**PROBLEM TO SOLVE**
Look through the data below. Pick out the lines holding the string "ngon".

**** DATA SHOWN ****

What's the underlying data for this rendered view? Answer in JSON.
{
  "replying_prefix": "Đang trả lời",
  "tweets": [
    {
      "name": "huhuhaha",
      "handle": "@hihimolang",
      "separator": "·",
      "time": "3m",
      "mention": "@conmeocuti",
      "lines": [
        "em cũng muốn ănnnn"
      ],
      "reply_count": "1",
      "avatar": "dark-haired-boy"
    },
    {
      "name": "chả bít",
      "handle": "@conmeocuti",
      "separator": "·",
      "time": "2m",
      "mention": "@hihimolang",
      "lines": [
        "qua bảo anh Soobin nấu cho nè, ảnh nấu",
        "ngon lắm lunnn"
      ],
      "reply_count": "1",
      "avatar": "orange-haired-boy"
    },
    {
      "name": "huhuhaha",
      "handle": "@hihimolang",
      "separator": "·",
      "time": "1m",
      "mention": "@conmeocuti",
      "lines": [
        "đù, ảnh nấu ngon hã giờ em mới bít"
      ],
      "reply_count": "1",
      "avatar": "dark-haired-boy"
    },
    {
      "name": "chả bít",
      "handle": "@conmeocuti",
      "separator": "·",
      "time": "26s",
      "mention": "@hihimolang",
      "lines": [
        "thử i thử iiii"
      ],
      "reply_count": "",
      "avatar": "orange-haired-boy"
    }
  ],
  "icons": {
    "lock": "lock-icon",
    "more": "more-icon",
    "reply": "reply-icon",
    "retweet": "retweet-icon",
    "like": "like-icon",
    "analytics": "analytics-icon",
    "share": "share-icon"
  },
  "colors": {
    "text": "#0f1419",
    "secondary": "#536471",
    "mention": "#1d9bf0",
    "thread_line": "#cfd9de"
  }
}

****

**EXERCISE OUTPUT**
        "ngon lắm lunnn"
        "đù, ảnh nấu ngon hã giờ em mới bít"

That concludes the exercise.